December 10, 2015

 

Purdue's plant phenotyping facility gets funding from US corn, soy bodies

 

 

Two groups in the US, representing Indiana's corn and soybean farmers, are making a US$4 million investment in automated plant phenotyping research and education to expand Purdue University's innovative work in plant sciences, according to a news report by the university.

 

The Indiana Soybean Alliance will provide US$1 million in soybean checkoff funds to buy equipment for the new phenotyping facility at the Purdue Agronomy Center for Research and Education, while the Indiana Corn Marketing Council will deliver the same amount in corn checkoff funds to support the facility's construction.

 

An additional US$1 million from each organisation will be placed into two endowments to fund perpetuity corn and soybean research related to plant phenotyping and technology innovation.

 

The support for plant phenotyping - identifying and measuring plant characteristics - was announced on December 7 at a celebration event at ACRE. The facility, currently under construction, is scheduled to open next spring.

 

The plant sciences initiative is a component of Purdue Moves, a series of university initiatives announced by President Mitch Daniels in 2013 to broaden Purdue's global impact and enhance educational opportunities for its students.

 

"The commitment that Indiana's corn and soybean farmers have shown through these two organisations supports a facility that is a fundamental part of the university's long-term strategy to advance research and education in plant sciences," Daniels said. "It will help today's and tomorrow's scientists at Purdue to discover more ways in helping the world to meet an increasing demand for food as the population grows rapidly."

 

The objective of the two organisations' checkoff investments is to improve corn and soybean yields using key data and advanced technology to enhance sustainable production practices while keeping Indiana farmers competitive in the global market.
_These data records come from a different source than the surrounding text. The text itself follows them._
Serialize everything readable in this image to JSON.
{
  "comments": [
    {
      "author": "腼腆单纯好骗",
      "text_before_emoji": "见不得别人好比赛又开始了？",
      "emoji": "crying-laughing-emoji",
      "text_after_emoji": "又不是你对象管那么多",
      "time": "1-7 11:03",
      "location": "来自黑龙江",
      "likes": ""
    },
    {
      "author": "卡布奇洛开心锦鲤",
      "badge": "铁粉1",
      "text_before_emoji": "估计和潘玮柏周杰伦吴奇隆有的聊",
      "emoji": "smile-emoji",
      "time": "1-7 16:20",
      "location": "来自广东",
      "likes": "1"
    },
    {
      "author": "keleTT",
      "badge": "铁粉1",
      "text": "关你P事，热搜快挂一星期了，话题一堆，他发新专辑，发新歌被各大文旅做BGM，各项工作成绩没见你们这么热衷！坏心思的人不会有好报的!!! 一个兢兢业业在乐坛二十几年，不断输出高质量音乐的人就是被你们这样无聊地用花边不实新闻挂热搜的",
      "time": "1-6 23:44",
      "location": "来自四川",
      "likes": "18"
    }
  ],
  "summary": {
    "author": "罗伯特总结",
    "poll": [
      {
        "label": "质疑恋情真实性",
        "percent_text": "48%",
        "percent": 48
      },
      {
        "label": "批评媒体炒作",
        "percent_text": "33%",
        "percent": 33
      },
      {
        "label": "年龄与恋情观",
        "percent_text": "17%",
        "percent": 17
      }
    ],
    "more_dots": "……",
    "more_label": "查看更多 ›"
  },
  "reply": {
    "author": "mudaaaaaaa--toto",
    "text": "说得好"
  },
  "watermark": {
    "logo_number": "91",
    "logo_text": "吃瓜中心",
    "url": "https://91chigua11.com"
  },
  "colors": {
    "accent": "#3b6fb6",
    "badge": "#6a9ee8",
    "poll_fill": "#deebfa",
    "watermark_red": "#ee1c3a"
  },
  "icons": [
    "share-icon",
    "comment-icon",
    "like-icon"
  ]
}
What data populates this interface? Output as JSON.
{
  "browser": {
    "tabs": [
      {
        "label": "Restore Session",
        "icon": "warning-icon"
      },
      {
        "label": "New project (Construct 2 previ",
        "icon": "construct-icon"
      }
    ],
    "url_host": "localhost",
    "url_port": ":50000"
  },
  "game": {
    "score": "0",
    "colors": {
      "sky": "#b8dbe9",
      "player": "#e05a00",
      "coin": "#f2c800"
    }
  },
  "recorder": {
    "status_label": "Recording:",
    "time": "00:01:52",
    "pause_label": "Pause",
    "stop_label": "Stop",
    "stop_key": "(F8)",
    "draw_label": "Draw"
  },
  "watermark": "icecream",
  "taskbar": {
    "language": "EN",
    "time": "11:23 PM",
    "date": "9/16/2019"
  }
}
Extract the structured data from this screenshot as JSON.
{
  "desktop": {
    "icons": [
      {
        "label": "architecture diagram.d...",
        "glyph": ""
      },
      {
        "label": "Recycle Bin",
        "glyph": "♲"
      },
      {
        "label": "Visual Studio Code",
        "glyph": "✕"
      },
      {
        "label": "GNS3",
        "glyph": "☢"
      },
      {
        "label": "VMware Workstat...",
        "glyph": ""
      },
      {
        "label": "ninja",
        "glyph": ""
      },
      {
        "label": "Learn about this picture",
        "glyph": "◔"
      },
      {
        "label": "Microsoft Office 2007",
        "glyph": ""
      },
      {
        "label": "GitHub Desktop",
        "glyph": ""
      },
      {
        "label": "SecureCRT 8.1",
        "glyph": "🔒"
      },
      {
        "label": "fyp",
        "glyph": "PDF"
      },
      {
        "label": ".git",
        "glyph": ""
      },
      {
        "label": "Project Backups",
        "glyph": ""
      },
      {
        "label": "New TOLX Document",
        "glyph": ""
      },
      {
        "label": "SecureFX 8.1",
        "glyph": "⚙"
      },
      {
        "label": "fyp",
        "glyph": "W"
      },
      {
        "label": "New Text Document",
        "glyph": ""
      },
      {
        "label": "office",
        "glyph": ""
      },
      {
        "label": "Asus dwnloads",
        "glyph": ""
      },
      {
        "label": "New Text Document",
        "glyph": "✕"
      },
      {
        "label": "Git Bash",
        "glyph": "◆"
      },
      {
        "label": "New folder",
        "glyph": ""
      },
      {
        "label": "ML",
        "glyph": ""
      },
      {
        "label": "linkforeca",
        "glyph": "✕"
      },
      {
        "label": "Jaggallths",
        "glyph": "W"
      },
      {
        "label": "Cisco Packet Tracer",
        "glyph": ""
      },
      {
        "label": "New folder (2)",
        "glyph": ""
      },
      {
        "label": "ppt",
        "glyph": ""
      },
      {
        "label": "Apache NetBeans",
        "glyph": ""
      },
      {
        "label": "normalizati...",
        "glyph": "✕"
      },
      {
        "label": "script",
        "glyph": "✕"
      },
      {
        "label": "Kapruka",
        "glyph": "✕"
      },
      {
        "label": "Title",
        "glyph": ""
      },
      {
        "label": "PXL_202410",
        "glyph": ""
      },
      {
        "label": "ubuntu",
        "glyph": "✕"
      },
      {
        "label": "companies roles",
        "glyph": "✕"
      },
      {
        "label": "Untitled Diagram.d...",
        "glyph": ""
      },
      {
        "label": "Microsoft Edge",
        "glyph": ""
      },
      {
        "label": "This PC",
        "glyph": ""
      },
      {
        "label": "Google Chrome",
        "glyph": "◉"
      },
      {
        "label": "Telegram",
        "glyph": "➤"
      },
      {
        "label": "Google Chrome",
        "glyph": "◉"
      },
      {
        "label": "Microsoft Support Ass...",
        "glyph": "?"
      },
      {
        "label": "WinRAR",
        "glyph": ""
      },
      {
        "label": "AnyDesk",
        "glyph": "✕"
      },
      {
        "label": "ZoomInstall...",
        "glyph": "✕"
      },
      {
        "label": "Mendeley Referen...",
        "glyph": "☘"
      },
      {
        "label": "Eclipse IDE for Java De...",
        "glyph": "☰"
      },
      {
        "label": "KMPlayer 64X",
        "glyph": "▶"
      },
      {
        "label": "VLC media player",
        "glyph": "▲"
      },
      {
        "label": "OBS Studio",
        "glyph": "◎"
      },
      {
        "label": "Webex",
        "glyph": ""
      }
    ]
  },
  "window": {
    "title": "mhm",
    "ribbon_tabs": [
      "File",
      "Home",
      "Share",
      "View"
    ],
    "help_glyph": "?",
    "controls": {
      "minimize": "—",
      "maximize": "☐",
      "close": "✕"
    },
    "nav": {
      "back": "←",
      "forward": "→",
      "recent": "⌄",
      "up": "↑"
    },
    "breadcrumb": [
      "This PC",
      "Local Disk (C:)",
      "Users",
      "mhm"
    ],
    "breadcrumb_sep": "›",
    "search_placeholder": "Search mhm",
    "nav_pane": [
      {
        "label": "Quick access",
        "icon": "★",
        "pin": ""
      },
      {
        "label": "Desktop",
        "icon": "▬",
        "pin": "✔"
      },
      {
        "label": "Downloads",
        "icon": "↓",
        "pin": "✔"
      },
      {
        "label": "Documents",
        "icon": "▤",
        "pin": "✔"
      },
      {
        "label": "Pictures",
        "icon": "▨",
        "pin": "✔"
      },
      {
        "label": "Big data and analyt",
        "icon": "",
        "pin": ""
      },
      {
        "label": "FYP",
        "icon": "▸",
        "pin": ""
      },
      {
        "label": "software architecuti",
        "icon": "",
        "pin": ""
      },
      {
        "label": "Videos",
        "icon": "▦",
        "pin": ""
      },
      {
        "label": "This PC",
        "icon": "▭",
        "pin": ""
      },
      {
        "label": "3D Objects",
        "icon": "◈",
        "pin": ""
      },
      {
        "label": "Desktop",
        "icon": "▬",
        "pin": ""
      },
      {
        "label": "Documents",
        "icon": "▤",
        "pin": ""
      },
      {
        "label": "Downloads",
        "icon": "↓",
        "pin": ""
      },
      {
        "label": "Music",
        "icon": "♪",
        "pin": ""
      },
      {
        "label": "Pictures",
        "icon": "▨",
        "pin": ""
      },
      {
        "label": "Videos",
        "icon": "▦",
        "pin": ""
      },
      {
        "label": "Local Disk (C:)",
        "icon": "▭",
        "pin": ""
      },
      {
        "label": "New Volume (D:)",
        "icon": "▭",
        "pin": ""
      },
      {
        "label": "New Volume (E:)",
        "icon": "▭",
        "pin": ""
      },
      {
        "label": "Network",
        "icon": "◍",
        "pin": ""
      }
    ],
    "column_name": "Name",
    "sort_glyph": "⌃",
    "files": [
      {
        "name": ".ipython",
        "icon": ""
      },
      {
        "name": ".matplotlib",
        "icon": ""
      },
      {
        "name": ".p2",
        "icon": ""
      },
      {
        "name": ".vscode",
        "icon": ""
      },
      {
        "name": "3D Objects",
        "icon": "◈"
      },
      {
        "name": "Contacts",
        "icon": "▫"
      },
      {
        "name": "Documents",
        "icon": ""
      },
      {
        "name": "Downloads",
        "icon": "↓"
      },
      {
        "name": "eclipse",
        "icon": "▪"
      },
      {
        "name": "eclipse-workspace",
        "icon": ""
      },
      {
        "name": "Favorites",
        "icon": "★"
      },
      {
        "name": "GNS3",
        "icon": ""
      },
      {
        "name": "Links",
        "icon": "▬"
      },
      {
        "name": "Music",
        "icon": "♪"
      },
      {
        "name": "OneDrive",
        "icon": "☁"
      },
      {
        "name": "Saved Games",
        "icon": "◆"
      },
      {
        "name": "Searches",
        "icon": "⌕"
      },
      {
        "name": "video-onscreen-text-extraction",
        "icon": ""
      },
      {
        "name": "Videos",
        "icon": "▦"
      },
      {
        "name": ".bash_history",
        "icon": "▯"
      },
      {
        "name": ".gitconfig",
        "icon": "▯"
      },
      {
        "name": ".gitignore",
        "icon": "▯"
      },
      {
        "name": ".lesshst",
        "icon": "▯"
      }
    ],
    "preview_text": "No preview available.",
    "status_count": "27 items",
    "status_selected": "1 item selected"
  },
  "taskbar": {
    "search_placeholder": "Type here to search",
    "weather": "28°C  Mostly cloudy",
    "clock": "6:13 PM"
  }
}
Farmers will benefit from path-breaking research at the phenotyping facility.

 

The facility, one of its kind at a US university, will serve as a catalyst and hub congregating multidisciplinary teams of faculty and students to develop innovative technologies in agriculture.

 

Phenomics data on crops grown at the agronomy center will be gathered from high-tech equipment above, on and under the ground and transferred by fiber-optic cable to the university's high-performance computing facilities for analysis.

 

Researchers will assess the physical characteristics of plants so farmers can adopt crop production practices to enhance sustainability as well as improving crop productivity and nutritional attributes.

 

David Lowe, the president of Indiana Soybean Alliance and a farmer from Dunkirk, said the investment reflects the group's successful involvement with Purdue over more than 20 years of the soybean checkoff.

 

"This project is an opportunity to continue that partnership and for our farmers to be on the forefront of research that can help develop technology that will move agriculture forward," he said.

 

Dennis Maple, the president of Indiana Corn Marketing Council and a farmer from Greentown, said the project rouses excitement not only due to the long-term benefits that the research will bring to the group's operations and industry but also because of the number of students reached through the facility.

 

"We need the best scientists working on corn and soybean issues today and into the future, and our investment at Purdue will ensure that this happens," he said.

 

Karen Plaut, the senior associate dean for research and faculty affairs in the College of Agriculture, said the investments of the two groups "will help Purdue apply state-of-the-art technology and data analysis to enhance decision-making abilities and increase profitability for farmers."

 

"We're excited about what this partnership will bring to the agriculture industry," she said.